Exercise requirements: Return the lines below that contain the word "label".

───── Task material

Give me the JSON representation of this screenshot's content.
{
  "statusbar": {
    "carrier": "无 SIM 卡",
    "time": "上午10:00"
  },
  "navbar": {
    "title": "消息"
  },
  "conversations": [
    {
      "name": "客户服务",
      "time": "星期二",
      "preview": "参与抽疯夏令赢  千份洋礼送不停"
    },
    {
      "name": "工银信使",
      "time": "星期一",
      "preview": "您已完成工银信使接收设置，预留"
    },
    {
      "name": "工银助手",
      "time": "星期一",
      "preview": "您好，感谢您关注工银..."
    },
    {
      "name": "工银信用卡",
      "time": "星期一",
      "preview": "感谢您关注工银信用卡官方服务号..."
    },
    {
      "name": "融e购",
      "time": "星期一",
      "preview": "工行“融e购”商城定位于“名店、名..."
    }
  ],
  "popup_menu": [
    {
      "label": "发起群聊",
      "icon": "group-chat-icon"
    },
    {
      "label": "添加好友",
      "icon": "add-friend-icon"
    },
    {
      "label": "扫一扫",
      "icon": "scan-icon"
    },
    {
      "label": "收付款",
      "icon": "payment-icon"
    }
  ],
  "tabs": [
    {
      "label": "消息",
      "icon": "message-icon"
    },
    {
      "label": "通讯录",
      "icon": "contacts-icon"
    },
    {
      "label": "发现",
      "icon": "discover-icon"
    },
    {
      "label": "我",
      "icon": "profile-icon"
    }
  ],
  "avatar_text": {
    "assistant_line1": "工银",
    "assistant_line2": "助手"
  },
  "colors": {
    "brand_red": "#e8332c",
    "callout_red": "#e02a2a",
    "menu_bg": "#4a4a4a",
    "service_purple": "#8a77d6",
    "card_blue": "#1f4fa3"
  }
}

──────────

Result of this task:
      "label": "发起群聊",
      "label": "添加好友",
      "label": "扫一扫",
      "label": "收付款",
      "label": "消息",
      "label": "通讯录",
      "label": "发现",
      "label": "我",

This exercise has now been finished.